■ What the task requires: Locate every line below that contains the word "icon" and copy it.

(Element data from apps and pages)
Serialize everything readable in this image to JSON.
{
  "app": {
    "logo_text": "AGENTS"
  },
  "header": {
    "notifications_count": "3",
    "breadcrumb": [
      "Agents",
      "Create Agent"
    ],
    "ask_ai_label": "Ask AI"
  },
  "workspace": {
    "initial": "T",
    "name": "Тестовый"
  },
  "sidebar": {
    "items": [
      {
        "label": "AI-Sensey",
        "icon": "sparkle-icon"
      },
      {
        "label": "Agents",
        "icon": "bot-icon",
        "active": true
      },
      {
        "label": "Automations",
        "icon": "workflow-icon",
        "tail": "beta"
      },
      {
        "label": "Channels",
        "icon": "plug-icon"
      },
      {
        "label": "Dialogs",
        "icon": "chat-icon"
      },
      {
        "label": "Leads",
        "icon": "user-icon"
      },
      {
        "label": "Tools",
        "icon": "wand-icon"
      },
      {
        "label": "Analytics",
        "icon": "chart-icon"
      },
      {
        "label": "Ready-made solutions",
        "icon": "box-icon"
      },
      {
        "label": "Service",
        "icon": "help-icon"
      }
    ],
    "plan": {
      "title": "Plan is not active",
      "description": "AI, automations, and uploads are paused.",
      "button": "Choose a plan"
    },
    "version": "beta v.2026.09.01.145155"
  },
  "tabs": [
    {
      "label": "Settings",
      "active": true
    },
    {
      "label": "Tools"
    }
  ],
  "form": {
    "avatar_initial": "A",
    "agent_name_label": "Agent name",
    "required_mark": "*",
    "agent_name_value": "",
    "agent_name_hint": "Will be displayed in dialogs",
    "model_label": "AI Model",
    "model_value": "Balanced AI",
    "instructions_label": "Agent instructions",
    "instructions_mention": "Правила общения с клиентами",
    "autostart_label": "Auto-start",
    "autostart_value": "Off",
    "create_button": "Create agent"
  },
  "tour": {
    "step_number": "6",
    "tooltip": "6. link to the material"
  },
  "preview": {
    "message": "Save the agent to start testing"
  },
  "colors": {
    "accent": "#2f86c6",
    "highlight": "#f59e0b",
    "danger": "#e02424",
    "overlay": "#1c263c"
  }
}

■ Written answer:
        "icon": "sparkle-icon"
        "icon": "bot-icon",
        "icon": "workflow-icon",
        "icon": "plug-icon"
        "icon": "chat-icon"
        "icon": "user-icon"
        "icon": "wand-icon"
        "icon": "chart-icon"
        "icon": "box-icon"
        "icon": "help-icon"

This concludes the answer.